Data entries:

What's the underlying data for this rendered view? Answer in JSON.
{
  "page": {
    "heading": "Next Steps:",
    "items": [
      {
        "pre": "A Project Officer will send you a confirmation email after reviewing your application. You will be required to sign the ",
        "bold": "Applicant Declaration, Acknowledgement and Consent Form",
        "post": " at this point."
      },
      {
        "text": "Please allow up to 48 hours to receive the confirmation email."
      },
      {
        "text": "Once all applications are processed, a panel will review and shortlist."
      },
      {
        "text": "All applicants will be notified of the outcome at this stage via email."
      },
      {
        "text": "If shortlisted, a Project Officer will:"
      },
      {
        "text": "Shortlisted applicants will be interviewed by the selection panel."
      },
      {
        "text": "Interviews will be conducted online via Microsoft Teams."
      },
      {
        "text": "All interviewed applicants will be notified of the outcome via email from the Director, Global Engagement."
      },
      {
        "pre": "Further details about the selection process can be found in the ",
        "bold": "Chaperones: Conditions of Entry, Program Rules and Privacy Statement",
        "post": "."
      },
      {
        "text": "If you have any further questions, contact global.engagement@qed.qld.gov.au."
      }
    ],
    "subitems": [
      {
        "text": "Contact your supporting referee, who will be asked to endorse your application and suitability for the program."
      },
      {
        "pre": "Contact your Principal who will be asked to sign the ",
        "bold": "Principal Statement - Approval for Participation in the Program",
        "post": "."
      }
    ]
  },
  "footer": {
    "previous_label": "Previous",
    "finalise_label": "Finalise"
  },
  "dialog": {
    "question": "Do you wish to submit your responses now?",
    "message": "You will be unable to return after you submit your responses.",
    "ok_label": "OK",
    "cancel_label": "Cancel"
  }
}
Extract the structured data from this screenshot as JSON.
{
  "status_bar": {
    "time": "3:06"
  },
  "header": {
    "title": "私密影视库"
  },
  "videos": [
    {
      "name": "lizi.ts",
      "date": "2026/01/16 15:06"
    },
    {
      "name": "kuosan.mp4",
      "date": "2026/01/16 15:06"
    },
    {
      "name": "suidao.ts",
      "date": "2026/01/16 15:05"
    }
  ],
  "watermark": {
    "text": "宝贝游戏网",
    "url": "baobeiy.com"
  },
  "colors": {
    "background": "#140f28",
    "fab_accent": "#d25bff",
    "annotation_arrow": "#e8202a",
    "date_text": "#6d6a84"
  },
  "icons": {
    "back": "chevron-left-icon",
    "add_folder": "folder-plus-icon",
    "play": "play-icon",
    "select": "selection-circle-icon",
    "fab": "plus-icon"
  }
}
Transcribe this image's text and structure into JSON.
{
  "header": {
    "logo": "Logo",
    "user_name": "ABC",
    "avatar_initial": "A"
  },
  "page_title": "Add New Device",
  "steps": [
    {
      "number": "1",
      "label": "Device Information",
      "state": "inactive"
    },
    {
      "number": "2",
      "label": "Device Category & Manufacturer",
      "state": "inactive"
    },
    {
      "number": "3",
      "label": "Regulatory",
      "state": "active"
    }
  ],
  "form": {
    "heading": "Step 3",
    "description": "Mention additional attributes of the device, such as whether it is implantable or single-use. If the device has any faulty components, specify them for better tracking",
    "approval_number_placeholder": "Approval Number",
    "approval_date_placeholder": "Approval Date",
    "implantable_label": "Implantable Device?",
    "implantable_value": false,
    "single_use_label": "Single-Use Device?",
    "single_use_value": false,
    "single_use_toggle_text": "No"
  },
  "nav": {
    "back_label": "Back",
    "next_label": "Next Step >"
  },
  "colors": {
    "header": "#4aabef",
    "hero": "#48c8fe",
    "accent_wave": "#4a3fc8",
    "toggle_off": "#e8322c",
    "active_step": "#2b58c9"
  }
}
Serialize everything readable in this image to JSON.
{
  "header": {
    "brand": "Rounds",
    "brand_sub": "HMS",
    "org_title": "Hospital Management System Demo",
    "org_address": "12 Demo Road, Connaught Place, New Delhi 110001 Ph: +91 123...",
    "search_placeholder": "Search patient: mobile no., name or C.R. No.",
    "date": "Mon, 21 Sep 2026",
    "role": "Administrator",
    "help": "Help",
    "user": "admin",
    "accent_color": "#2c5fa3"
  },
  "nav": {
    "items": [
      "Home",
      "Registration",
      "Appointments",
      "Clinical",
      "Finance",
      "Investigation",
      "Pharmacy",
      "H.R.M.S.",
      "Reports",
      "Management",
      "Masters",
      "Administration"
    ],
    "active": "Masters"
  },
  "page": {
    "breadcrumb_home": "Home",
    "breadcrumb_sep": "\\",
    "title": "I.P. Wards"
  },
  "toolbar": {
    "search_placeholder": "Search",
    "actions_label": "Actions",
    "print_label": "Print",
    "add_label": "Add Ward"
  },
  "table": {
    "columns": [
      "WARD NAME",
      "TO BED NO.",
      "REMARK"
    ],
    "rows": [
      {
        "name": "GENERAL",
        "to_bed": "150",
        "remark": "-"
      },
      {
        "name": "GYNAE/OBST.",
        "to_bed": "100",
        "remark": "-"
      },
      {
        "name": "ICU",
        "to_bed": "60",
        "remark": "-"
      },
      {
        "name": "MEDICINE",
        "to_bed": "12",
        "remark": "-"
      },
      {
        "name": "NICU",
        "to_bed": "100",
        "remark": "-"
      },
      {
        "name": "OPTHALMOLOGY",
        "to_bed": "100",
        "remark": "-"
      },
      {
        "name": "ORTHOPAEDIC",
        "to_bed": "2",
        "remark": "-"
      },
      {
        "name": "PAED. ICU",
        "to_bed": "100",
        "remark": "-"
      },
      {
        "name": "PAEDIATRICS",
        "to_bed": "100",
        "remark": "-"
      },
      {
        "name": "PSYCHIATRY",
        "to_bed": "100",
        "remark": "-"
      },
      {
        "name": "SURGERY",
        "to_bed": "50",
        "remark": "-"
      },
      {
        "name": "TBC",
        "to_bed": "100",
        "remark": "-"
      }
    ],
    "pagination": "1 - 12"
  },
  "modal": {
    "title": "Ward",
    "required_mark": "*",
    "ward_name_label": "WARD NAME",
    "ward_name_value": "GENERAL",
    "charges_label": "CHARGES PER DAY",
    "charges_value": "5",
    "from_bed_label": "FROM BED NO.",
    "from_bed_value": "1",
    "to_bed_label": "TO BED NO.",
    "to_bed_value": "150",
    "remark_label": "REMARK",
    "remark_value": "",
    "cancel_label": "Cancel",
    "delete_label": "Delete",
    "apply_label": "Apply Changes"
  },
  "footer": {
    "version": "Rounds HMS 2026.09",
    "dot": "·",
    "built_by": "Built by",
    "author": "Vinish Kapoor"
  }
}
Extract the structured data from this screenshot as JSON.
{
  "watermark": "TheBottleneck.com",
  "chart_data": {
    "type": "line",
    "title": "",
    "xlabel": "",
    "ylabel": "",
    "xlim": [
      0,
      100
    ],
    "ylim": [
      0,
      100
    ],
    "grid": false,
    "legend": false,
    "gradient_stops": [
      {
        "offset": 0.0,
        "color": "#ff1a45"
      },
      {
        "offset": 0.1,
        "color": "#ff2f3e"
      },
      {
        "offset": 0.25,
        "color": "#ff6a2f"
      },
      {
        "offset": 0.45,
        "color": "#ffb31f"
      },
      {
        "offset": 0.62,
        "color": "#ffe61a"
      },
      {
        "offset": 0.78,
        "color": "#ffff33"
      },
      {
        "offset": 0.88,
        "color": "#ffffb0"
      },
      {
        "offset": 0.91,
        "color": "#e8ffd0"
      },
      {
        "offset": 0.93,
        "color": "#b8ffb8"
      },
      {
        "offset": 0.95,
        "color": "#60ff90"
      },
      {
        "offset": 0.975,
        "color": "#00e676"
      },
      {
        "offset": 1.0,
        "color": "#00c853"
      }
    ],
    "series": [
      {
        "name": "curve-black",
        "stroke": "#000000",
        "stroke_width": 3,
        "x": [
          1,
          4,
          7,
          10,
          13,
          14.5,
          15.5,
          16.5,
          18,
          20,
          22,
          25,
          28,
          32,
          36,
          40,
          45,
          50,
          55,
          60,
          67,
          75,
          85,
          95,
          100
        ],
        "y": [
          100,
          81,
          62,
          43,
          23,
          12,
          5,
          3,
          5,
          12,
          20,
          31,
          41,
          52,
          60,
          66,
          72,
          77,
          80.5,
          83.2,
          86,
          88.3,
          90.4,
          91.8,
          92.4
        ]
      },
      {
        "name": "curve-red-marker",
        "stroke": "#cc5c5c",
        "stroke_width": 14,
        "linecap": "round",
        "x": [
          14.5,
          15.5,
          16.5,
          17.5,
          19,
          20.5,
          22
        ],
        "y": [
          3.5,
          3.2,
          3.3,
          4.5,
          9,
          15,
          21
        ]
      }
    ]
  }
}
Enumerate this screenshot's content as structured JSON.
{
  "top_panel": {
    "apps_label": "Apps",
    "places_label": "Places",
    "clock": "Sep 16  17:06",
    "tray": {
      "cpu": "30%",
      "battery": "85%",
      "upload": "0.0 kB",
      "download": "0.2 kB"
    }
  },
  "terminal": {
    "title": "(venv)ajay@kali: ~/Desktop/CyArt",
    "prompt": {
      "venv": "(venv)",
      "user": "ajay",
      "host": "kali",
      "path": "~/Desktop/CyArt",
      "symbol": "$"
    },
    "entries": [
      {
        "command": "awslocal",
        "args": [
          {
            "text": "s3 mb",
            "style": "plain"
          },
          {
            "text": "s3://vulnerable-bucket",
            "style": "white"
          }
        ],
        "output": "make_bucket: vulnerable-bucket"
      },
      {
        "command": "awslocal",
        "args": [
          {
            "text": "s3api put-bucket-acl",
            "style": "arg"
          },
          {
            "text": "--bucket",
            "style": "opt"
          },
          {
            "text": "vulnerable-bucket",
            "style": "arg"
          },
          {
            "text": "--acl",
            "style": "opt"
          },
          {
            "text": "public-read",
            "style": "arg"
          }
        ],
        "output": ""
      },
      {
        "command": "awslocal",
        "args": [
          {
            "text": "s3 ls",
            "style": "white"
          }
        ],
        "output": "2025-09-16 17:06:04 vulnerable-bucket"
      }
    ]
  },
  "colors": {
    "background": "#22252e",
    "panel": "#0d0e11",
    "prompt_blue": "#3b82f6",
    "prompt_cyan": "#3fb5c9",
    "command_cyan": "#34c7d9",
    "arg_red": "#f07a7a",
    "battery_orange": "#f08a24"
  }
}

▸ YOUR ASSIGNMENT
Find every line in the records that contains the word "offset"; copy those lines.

▸ EXERCISE RESPONSE
        "offset": 0.0,
        "offset": 0.1,
        "offset": 0.25,
        "offset": 0.45,
        "offset": 0.62,
        "offset": 0.78,
        "offset": 0.88,
        "offset": 0.91,
        "offset": 0.93,
        "offset": 0.95,
        "offset": 0.975,
        "offset": 1.0,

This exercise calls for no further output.